Forrester analysed the top 50 global brands’ activities across social media platforms to determine that LinkedIn has an engagement rate of 0.054 percent. (Engagement rate is users’ interactions with a brands’ posts as a percentage of a brands’ followers)
That’s less than Facebook at 0.073 percent and Google+ (0.069 percent), but greater than Twitter at .03 percent.
What it means: If you’d like to benchmark your social media efforts on LinkedIn, try for an engagement rate of .05 or higher. Then you’ll know your strategy is above average!
Six data-backed Company Page update tips
LinkedIn has shared in the past that the Company page updates getting “the most action” are company branding updates such as inside looks and interviews, followed by job postings, tip and fun facts.
Beyond those overall content categories, there are also some cool and really specific ways to up your engagement rates a bit. Here are the six best data-backed tips I was able to unearth.
1. “Top content” numbered lists get shared more
A LinkedIn study of company updates with at least 1,000 impressions showed that updates that included the words “top” and the numbers 3, 5, 10, 25, 30, 50, or 100 got almost 40 percent more amplification.
2. Link posts get higher engagement
LinkedIn has determined that updates containing links get up to 45 percent higher follower engagement than updates without links.
3. Questions get double the comments
On average, status updates that contain questions receive almost 50 percent more comments.
4. Images get 98 percent more comments
Posting images has been shown to result in a 98 percent higher comment rate.
5. Employees are 70 percent more likely to engage
6. Share videos for double the amplification
Much in the same way that video is growing a ton on Facebook, it’s gaining on LinkedIn, too.
Links to YouTube videos, which play directly in the LinkedIn feed, can result in twice as many amplification actions (likes, shares, and comments) and a 75 percent higher share rate.
One more great resource: Check out LinkedIn’s slide deck of the best Company Pages of 2014 to get more tips on what tactics and strategies are working best when it comes to Company Page updates.
Three overall LinkedIn marketing stats
Finally, here are a few overall LinkedIn marketing stats that might help guide your social media strategy on this important network.
1. Users are spending more time on LinkedIn
One stat I uncovered researching this article is that users spend an average of 17 minutes on LinkedIn per month.
Then I discovered that more than 50 percent percent of LinkedIn users spent more than two hours a week on the site in 2014–a figure that’s up about 10 percent from the previous year.
It seems like perhaps there are two different types of LinkedIn users: the check-in-infrequently type user and the very engaged, almost daily user.

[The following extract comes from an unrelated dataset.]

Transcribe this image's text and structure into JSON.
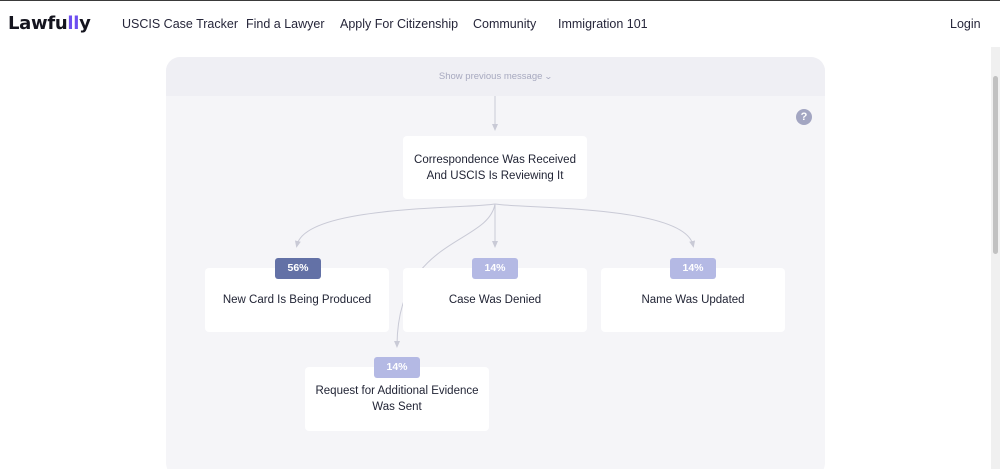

This makes sense to me–in different stages of my career and work responsibilities, I’ve been a member of both of these groups. Have you?

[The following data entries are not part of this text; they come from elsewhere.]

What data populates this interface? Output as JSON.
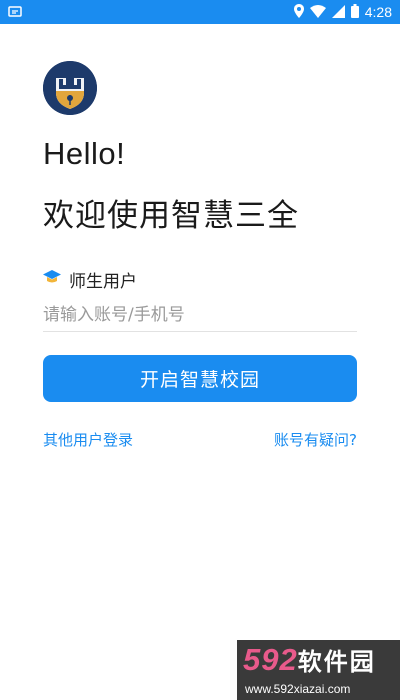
{
  "status_bar": {
    "time": "4:28",
    "icons": [
      "notification-icon",
      "location-icon",
      "wifi-icon",
      "signal-icon",
      "battery-icon"
    ],
    "color": "#1a8cf0"
  },
  "header": {
    "logo": "school-crest-logo",
    "greeting": "Hello!",
    "welcome": "欢迎使用智慧三全"
  },
  "login": {
    "role_label": "师生用户",
    "role_icon": "graduation-cap-icon",
    "account_placeholder": "请输入账号/手机号",
    "account_value": "",
    "submit_label": "开启智慧校园",
    "accent": "#1a8cf0"
  },
  "links": {
    "other_login": "其他用户登录",
    "account_help": "账号有疑问?"
  },
  "watermark": {
    "brand_number": "592",
    "brand_text": "软件园",
    "url": "www.592xiazai.com"
  }
}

2. Groups could be decreasing in popularity
Another element of the survey I mentioned earlier, reported by Forbes, focused on the popularity of Facebook Groups.

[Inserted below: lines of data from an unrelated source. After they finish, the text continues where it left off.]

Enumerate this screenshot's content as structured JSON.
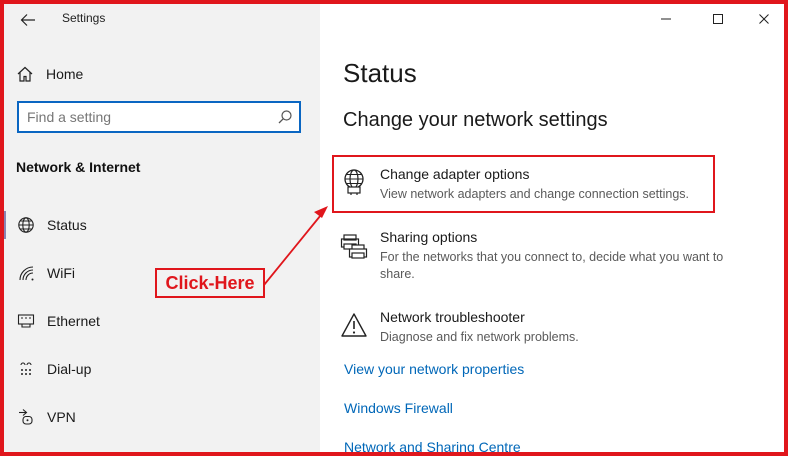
{
  "window": {
    "title": "Settings",
    "controls": [
      "minimize",
      "maximize",
      "close"
    ]
  },
  "sidebar": {
    "home_label": "Home",
    "search": {
      "placeholder": "Find a setting",
      "value": ""
    },
    "section_title": "Network & Internet",
    "items": [
      {
        "label": "Status",
        "icon": "globe-icon",
        "active": true
      },
      {
        "label": "WiFi",
        "icon": "wifi-icon",
        "active": false
      },
      {
        "label": "Ethernet",
        "icon": "ethernet-icon",
        "active": false
      },
      {
        "label": "Dial-up",
        "icon": "dialup-icon",
        "active": false
      },
      {
        "label": "VPN",
        "icon": "vpn-icon",
        "active": false
      }
    ]
  },
  "main": {
    "page_title": "Status",
    "subheading": "Change your network settings",
    "options": [
      {
        "title": "Change adapter options",
        "description": "View network adapters and change connection settings.",
        "icon": "adapter-icon"
      },
      {
        "title": "Sharing options",
        "description": "For the networks that you connect to, decide what you want to share.",
        "icon": "sharing-icon"
      },
      {
        "title": "Network troubleshooter",
        "description": "Diagnose and fix network problems.",
        "icon": "warning-icon"
      }
    ],
    "links": [
      "View your network properties",
      "Windows Firewall",
      "Network and Sharing Centre"
    ]
  },
  "annotation": {
    "callout_text": "Click-Here",
    "color": "#e0161c"
  },
  "colors": {
    "accent": "#0a66c2",
    "link": "#0067b8",
    "sidebar_bg": "#f2f2f2",
    "active_indicator": "#8a84b3"
  }
}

In 2013, 60 percent scored LinkedIn Groups as one of their favourite features of LinkedIn.
In 2014, “Posting and/or participating in Group discussions” was cited as helpful by 42 percent of those surveyed and “Searching for people in Groups” only by 26 percent.
Based on this survey, it seems as if Groups are perhaps losing a bit of their popularity. Have you noticed this at all?
3. Recent graduates are LinkedIn’s fastest-growing demographic
Have you ever wondered who’s not on LinkedIn? The site is so ubiquitous I sort of assume everyone is already there, but it continues to grow at a rate of more than two new members per second.
So who are these newcomers? Well, many of them are from outside the U.S.—the source of more than 75 percent of new members in the last quarter of 2014.
But LinkedIn’s fastest-growing demographic is students and recent college graduates. More than 39 million of them are on the site now!
I hope this post has revealed how powerful a social network LinkedIn can be for your business, and with a few tweaks to how you talk to your audience, you could be maximising engagement in no time.